The Federal Aviation Administration announced Thursday that it will let airlines expand passengers' use of portable electronic devices during all phases of flight, possibly by the end of the year.
The expansion will allow most passengers to play games, watch videos and read books on electronic devices during takeoff and landing, but they still will not be allowed to use cellular service on their phones at any time, the FAA said in a news release.
Cellphone use will still be restricted to airplane mode or allowed with cell service disabled, the agency said.
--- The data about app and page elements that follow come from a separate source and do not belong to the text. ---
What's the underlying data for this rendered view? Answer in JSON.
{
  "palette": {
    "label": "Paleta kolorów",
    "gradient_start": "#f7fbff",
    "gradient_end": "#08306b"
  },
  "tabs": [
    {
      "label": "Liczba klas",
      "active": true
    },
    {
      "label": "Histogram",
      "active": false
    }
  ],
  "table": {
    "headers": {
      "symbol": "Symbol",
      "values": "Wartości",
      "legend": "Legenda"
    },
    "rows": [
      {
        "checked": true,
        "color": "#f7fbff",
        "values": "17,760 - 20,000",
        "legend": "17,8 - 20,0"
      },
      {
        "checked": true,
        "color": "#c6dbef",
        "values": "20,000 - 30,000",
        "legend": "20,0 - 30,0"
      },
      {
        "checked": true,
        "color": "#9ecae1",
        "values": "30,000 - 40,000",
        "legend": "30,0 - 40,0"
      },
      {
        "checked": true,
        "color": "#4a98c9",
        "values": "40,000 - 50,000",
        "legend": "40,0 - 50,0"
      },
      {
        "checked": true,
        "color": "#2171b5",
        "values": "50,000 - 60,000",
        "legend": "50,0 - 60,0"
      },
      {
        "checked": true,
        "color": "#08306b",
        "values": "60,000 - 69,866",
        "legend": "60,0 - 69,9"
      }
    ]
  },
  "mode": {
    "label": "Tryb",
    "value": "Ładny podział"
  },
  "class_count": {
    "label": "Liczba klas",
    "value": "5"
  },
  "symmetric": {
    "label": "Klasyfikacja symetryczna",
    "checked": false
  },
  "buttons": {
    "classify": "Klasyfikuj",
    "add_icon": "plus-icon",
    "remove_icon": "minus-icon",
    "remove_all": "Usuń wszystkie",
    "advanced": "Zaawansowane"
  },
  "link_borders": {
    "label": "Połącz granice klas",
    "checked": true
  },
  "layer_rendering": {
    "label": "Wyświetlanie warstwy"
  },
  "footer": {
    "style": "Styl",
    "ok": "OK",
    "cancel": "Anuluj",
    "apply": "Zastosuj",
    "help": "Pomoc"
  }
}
"We believe today's decision honors both our commitment to safety and consumers' increasing desire to use their electronic devices during all phases of their flights," Transportation Secretary Anthony Foxx said in a statement.
The decision comes after a group of experts determined that "most commercial airplanes can tolerate radio interference signals" from the devices, the news release said. The FAA is providing airlines with guidance to assess their aircraft and implement the new policy, it said.
The FAA predicted that most airlines will allow passengers to use the devices "gate-to-gate" by the end of the year.
[Updated, 10:13 a.m. PDT Oct. 31: "We're pleased the FAA recognizes that an enjoyable passenger experience is not incompatible with safety and security," said Roger Dow, president of the U.S. Travel Assn.
A committee of experts that included pilots, manufacturers, airline representatives and flight attendants said in a report last month to FAA Administrator Michael Huerta that the devices were safe for use at all altitudes. Currently, airlines require passengers to turn off and stow portable electronics while the plane is below 10,000 feet.
The group also recommended that heavier electronics, such as laptops, remain stowed during takeoff and landing for safety reasons. Smaller devices could be held or secured in the seat-back pocket during takeoff and landing.
The FAA said it did not consider a change on cellphone calls in flight because those restrictions are imposed by the Federal Communications Commission. The rule-making committee also recommended that the two agencies review the cellphone rules.]